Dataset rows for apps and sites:
§

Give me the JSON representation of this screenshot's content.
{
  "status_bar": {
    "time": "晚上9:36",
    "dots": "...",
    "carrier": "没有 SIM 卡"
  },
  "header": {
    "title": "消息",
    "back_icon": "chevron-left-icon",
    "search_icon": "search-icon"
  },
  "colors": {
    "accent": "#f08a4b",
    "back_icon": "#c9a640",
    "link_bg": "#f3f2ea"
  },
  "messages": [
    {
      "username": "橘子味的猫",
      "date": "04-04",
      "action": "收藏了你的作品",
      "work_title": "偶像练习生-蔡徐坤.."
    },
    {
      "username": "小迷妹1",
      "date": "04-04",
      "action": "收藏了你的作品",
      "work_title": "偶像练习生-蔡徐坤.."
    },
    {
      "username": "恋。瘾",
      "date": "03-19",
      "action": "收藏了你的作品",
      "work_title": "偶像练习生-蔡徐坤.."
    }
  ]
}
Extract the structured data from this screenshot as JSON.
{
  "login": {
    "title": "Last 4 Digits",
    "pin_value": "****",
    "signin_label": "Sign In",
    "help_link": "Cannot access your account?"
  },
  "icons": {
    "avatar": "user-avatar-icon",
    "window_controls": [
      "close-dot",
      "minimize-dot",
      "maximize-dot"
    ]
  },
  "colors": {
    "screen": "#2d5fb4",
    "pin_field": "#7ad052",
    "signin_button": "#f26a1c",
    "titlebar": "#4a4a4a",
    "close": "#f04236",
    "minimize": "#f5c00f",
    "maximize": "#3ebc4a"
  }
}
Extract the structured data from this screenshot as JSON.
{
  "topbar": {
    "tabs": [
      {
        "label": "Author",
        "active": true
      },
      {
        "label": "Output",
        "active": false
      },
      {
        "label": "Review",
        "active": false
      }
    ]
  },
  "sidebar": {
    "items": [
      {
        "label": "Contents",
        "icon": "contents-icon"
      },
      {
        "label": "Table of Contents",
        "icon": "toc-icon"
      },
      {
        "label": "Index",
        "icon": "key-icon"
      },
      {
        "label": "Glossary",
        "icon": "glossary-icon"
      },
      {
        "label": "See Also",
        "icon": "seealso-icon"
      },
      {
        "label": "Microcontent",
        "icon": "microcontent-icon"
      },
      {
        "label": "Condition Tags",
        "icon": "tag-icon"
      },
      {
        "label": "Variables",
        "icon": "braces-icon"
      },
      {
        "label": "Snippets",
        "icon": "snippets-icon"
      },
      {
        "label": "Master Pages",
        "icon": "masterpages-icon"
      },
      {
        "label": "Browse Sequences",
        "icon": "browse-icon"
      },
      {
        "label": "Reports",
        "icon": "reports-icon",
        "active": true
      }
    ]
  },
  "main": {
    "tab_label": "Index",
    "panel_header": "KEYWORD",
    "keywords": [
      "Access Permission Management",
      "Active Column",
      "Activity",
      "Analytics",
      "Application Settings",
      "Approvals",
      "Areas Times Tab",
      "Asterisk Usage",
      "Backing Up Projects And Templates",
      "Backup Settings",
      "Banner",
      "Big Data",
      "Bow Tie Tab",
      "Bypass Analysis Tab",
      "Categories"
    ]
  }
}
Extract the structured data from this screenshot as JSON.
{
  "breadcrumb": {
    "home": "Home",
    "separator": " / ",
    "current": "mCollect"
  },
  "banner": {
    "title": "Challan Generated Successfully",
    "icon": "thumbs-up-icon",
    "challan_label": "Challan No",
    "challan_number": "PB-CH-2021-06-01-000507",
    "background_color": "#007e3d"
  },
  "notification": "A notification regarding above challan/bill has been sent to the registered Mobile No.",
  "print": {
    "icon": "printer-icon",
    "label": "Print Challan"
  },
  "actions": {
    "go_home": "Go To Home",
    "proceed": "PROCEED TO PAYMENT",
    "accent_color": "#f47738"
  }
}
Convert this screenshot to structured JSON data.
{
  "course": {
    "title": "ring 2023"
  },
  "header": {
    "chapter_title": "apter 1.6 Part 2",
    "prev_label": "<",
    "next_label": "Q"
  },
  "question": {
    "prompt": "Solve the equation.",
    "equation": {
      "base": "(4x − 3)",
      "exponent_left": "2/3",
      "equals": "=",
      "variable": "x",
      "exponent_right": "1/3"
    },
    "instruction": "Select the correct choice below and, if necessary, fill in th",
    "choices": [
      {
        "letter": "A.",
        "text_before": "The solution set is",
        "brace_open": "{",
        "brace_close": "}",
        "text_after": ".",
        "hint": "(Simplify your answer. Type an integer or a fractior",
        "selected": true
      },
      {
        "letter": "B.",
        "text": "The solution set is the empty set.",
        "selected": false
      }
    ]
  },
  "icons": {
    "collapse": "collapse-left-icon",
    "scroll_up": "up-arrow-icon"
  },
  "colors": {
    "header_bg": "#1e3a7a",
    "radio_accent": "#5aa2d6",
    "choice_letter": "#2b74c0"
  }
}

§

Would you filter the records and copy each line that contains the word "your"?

    "help_link": "Cannot access your account?"
        "hint": "(Simplify your answer. Type an integer or a fractior",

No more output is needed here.